What I took from my years in organizational research: when we talk about the internet, or we talk about technology, none of it is neutral. There’s no system that is blank, or amoral, or abstract. Human values go into creating systems. So we have the deep responsibility of examining whose values, and whose systems we are even living within, of understanding how they shape human potential, whether you even think you have potential, or that there is even a possibility for you to escape your situation. One’s sense of hope is managed. Emotion is designed. The financial and social spaces we circulate within are designed, and so what we get to learn is designed, as well. What you get to learn. Who you get to learn.

MKB: And why.

NK: And why, yes.

MKB: I’m thinking about your writing in reference to some of your influences: Walter Benjamin, Edward Said, and Theodor Adorno. There’s a directness that’s exhibited, breaking down very complex histories and concepts into specific, functional, understandable, and compositionally sound elements. Mechanically, syntactically, I see that structure. Then, word choice, I think about how lush your writing is. I wonder where that comes from, and why?

NK: Well, for one thing, I love poetry a lot more than I love fiction. I love experimental writing. When I think of language I admire, I think most of Emily Dickinson’s. She was probably the most radical genius of any time and she never left Amherst, Massachusetts. She was able to dig into her mind to create her own world, her own vocabulary and medium for beauty and divinity and strangeness. There’s no one else who has ever written like she did, coming up with the most potent, surreal, and uncanny images that cut right through to your core.

Navigating the world, I am most interested in the experiences and situations and images that I don’t have very good language for. I guess the vividness of any imagery in my writing is the best mode through which you can describe something unknown. That instinct comes from experimental poetry, in which you have high value placed on defamiliarization as a strategy: the moment one is jolted out of the day-to-day. A person’s face shifts, becomes horrific and unrecognizable.
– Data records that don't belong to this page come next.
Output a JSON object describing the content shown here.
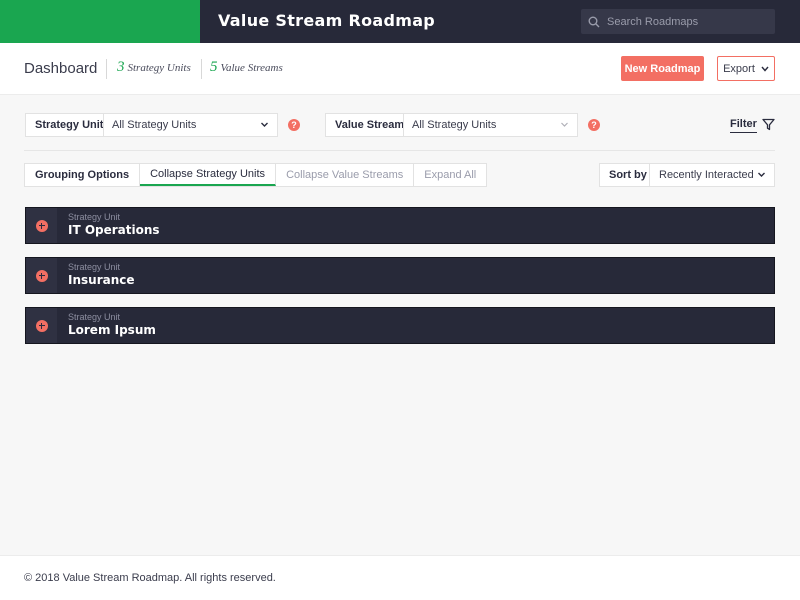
{
  "topbar": {
    "app_title": "Value Stream Roadmap",
    "search_placeholder": "Search Roadmaps",
    "brand_color": "#1aa650"
  },
  "header": {
    "title": "Dashboard",
    "strategy_units_count": "3",
    "strategy_units_label": "Strategy Units",
    "value_streams_count": "5",
    "value_streams_label": "Value Streams",
    "new_button": "New Roadmap",
    "export_button": "Export"
  },
  "filters": {
    "strategy_unit_label": "Strategy Unit",
    "strategy_unit_value": "All Strategy Units",
    "value_stream_label": "Value Stream",
    "value_stream_value": "All Strategy Units",
    "help_glyph": "?",
    "filter_label": "Filter"
  },
  "grouping": {
    "label": "Grouping Options",
    "options": [
      "Collapse Strategy Units",
      "Collapse Value Streams",
      "Expand All"
    ],
    "active": "Collapse Strategy Units"
  },
  "sort": {
    "label": "Sort by",
    "value": "Recently Interacted"
  },
  "units": [
    {
      "kind": "Strategy Unit",
      "name": "IT Operations"
    },
    {
      "kind": "Strategy Unit",
      "name": "Insurance"
    },
    {
      "kind": "Strategy Unit",
      "name": "Lorem Ipsum"
    }
  ],
  "footer": {
    "text": "© 2018 Value Stream Roadmap. All rights reserved."
  },
  "colors": {
    "accent": "#f36f63",
    "dark": "#272939",
    "green": "#1aa650"
  }
}
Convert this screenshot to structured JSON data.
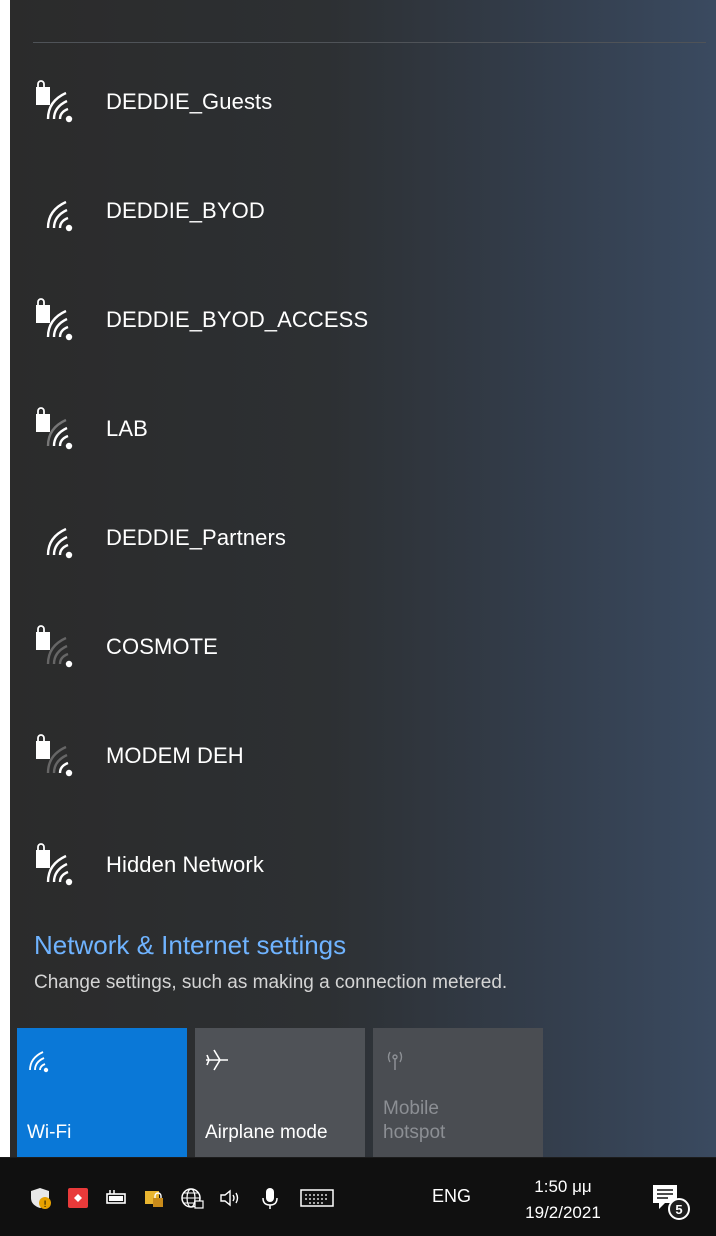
{
  "networks": [
    {
      "name": "DEDDIE_Guests",
      "secured": true
    },
    {
      "name": "DEDDIE_BYOD",
      "secured": false
    },
    {
      "name": "DEDDIE_BYOD_ACCESS",
      "secured": true
    },
    {
      "name": "LAB",
      "secured": true
    },
    {
      "name": "DEDDIE_Partners",
      "secured": false
    },
    {
      "name": "COSMOTE",
      "secured": true
    },
    {
      "name": "MODEM DEH",
      "secured": true
    },
    {
      "name": "Hidden Network",
      "secured": true
    }
  ],
  "settings": {
    "link": "Network & Internet settings",
    "description": "Change settings, such as making a connection metered."
  },
  "quick_actions": [
    {
      "label": "Wi-Fi",
      "icon": "wifi-icon",
      "state": "on"
    },
    {
      "label": "Airplane mode",
      "icon": "airplane-icon",
      "state": "off"
    },
    {
      "label": "Mobile hotspot",
      "icon": "hotspot-icon",
      "state": "disabled"
    }
  ],
  "taskbar": {
    "language": "ENG",
    "time": "1:50 μμ",
    "date": "19/2/2021",
    "notification_count": "5"
  },
  "colors": {
    "accent": "#0a78d7",
    "link": "#6fb3ff"
  }
}
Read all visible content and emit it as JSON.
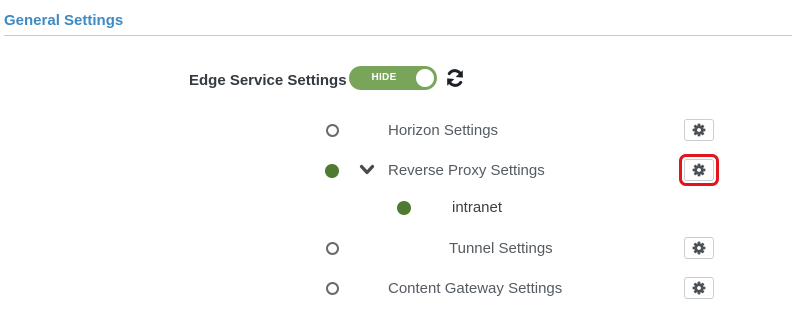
{
  "section": {
    "title": "General Settings"
  },
  "edge_service": {
    "label": "Edge Service Settings",
    "toggle_label": "HIDE",
    "toggle_state": "on",
    "refresh_icon": "refresh-icon"
  },
  "items": [
    {
      "label": "Horizon Settings",
      "radio": "empty",
      "icon": "gear-icon"
    },
    {
      "label": "Reverse Proxy Settings",
      "radio": "filled",
      "expand_icon": "chevron-down-icon",
      "icon": "gear-icon",
      "highlighted": true
    },
    {
      "label": "intranet",
      "radio": "filled"
    },
    {
      "label": "Tunnel Settings",
      "radio": "empty",
      "icon": "gear-icon"
    },
    {
      "label": "Content Gateway Settings",
      "radio": "empty",
      "icon": "gear-icon"
    }
  ],
  "colors": {
    "title": "#3d8ac4",
    "toggle_on": "#78a55a",
    "radio_filled": "#4e7a31",
    "highlight": "#e3141b"
  }
}
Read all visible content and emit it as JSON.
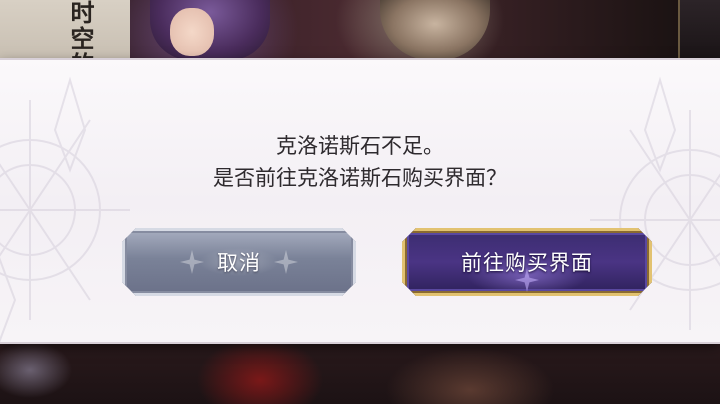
{
  "background": {
    "side_text": "时空的"
  },
  "dialog": {
    "message_line1": "克洛诺斯石不足。",
    "message_line2": "是否前往克洛诺斯石购买界面？",
    "cancel_label": "取消",
    "confirm_label": "前往购买界面"
  },
  "colors": {
    "dialog_bg": "#f7f4f7",
    "cancel_button": "#7a8298",
    "confirm_button": "#4a3484",
    "confirm_border": "#e2c270",
    "text": "#2e2a2e"
  }
}
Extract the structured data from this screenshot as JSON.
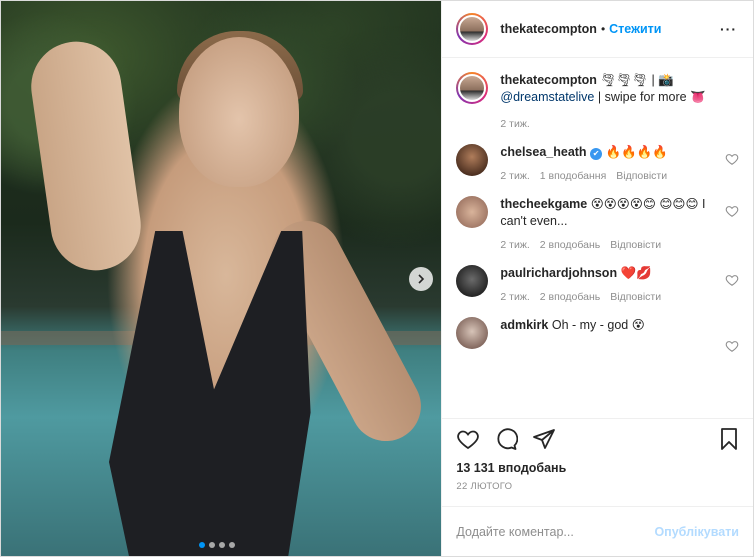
{
  "header": {
    "username": "thekatecompton",
    "bullet": "•",
    "follow_label": "Стежити",
    "more_label": "···"
  },
  "caption": {
    "username": "thekatecompton",
    "emoji": "🌪🌪🌪 | 📸",
    "mention": "@dreamstatelive",
    "text": " | swipe for more 👅",
    "age": "2 тиж."
  },
  "comments": [
    {
      "username": "chelsea_heath",
      "verified": "✔",
      "text": "🔥🔥🔥🔥",
      "age": "2 тиж.",
      "likes": "1 вподобання",
      "reply": "Відповісти"
    },
    {
      "username": "thecheekgame",
      "text": "😵😵😵😵😊 😊😊😊 I can't even...",
      "age": "2 тиж.",
      "likes": "2 вподобань",
      "reply": "Відповісти"
    },
    {
      "username": "paulrichardjohnson",
      "text": "❤️💋",
      "age": "2 тиж.",
      "likes": "2 вподобань",
      "reply": "Відповісти"
    },
    {
      "username": "admkirk",
      "text": "Oh - my - god 😵"
    }
  ],
  "likes_count": "13 131 вподобань",
  "post_date": "22 ЛЮТОГО",
  "add_comment": {
    "placeholder": "Додайте коментар...",
    "post_label": "Опублікувати"
  },
  "carousel": {
    "slides": 4,
    "active": 1
  },
  "colors": {
    "accent": "#0095f6",
    "text": "#262626",
    "muted": "#8e8e8e",
    "post_disabled": "#b3dbff"
  },
  "icons": [
    "chevron-right-icon",
    "heart-icon",
    "comment-icon",
    "share-icon",
    "bookmark-icon",
    "verified-badge-icon"
  ]
}
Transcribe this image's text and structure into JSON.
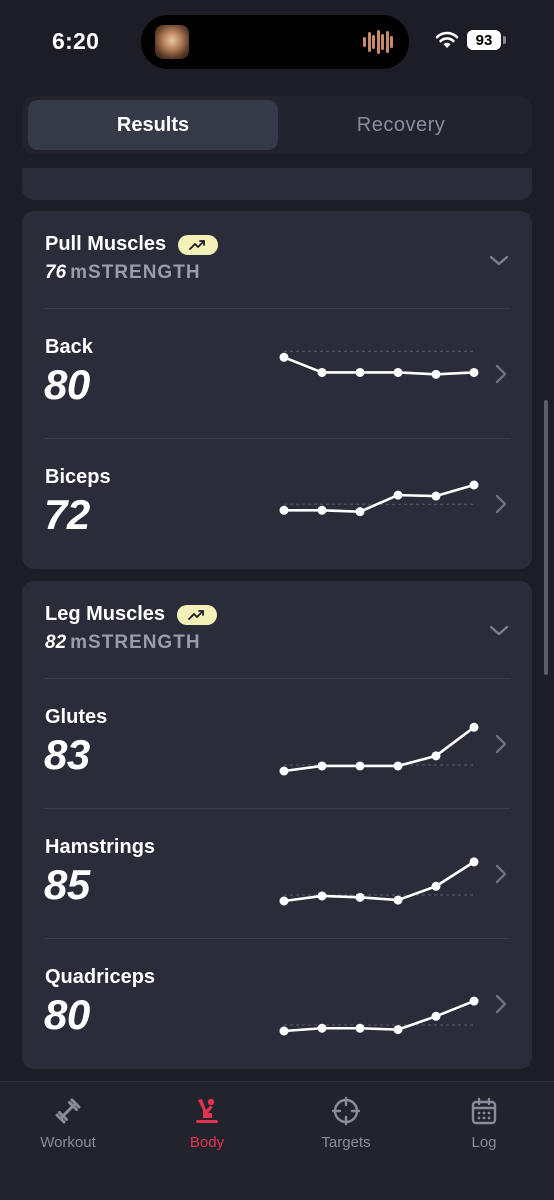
{
  "status_bar": {
    "time": "6:20",
    "battery": "93"
  },
  "segments": {
    "results": "Results",
    "recovery": "Recovery"
  },
  "groups": [
    {
      "title": "Pull Muscles",
      "score": "76",
      "unit": "mSTRENGTH",
      "muscles": [
        {
          "name": "Back",
          "score": "80",
          "trend": [
            0.95,
            0.62,
            0.62,
            0.62,
            0.58,
            0.62
          ]
        },
        {
          "name": "Biceps",
          "score": "72",
          "trend": [
            0.45,
            0.45,
            0.42,
            0.78,
            0.76,
            1.0
          ]
        }
      ]
    },
    {
      "title": "Leg Muscles",
      "score": "82",
      "unit": "mSTRENGTH",
      "muscles": [
        {
          "name": "Glutes",
          "score": "83",
          "trend": [
            0.0,
            0.11,
            0.11,
            0.11,
            0.33,
            0.95
          ]
        },
        {
          "name": "Hamstrings",
          "score": "85",
          "trend": [
            0.0,
            0.11,
            0.08,
            0.02,
            0.32,
            0.85
          ]
        },
        {
          "name": "Quadriceps",
          "score": "80",
          "trend": [
            0.0,
            0.06,
            0.06,
            0.03,
            0.32,
            0.65
          ]
        }
      ]
    }
  ],
  "tabs": [
    {
      "label": "Workout",
      "icon": "dumbbell-icon"
    },
    {
      "label": "Body",
      "icon": "body-icon",
      "active": true
    },
    {
      "label": "Targets",
      "icon": "crosshair-icon"
    },
    {
      "label": "Log",
      "icon": "calendar-icon"
    }
  ],
  "colors": {
    "accent": "#e2324f",
    "badge": "#f4f1b8",
    "card": "#2b2c39",
    "background": "#1d1d28"
  }
}
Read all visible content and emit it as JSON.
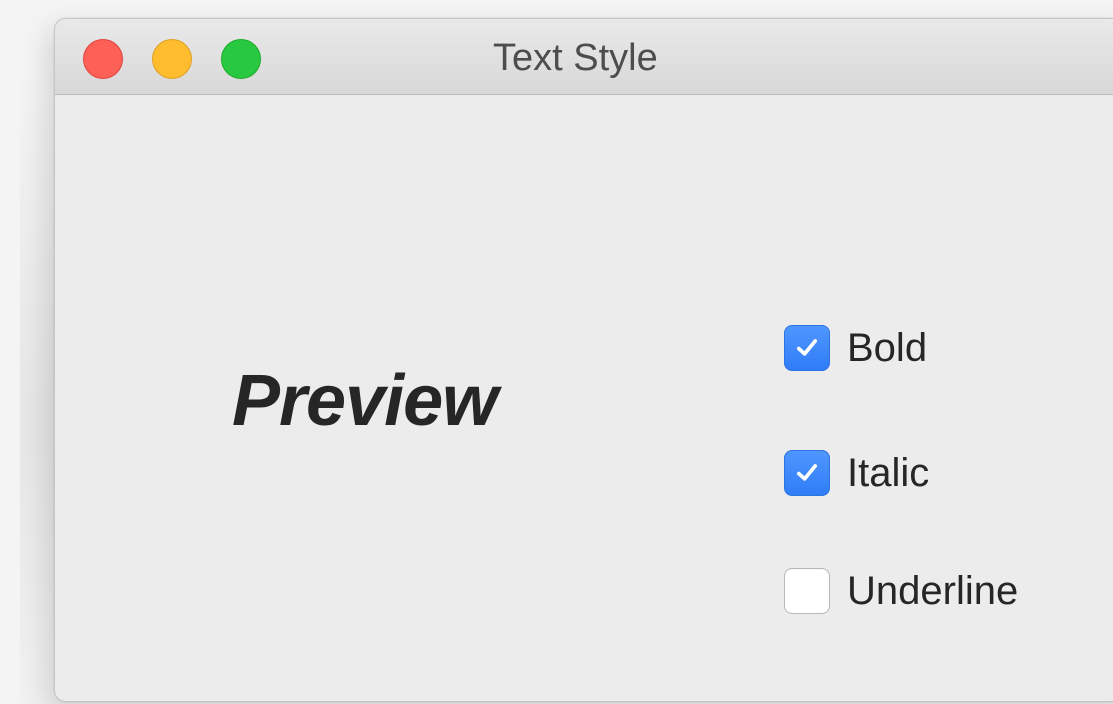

The poet then scrambles to come up with an image to wrap around this new face. Even if a passage is lush, every single word has to mean something. It has to point to something.

MKB: I think about David Hammons“Concerto in Black and Blue”, it’s a big, dark room in which people are given flashlights to find something that’s not there. You have every element of a story there, articulated through a large, shared experience. Helping to describe the unknown.

NK: Through language, you can have this little bridge for a moment in which you meet around an idea. This is also a way to be less alone. Bridging this abyss between me, and you. You find love, community, friendship. Writing might just be more than a static artifact. It can and should live.

Nora Khan recommends:

  • The new album by Pan Daijing - Lack 惊蛰 (PAN 79) has me extremely shooketh.

  • Warren Ellis’s Newsletter, Orbital Operations, of which you can read a sample, along with his daily blog, Morning, Computer. Warren is a consummately interesting writer, crossing literary fiction, graphic novels, and science fiction. His newsletter gives insight into how to transform daily information overload into his alchemical and hyper-speed creative production process.

  • Lil’ Internet has a Twitter that is genius comedic commentary on online social mores, pop culture, simulations, and navigating cognitive dissonance.

  • Gems of Soundcloud trap from D.C. or Virginia Beach, beginning with WIFIGAWD and spiraling outward.

  • Everything ever written by Samuel Delany, along with interviews he has given, like this Paris Review Art of Fiction conversation from 2011.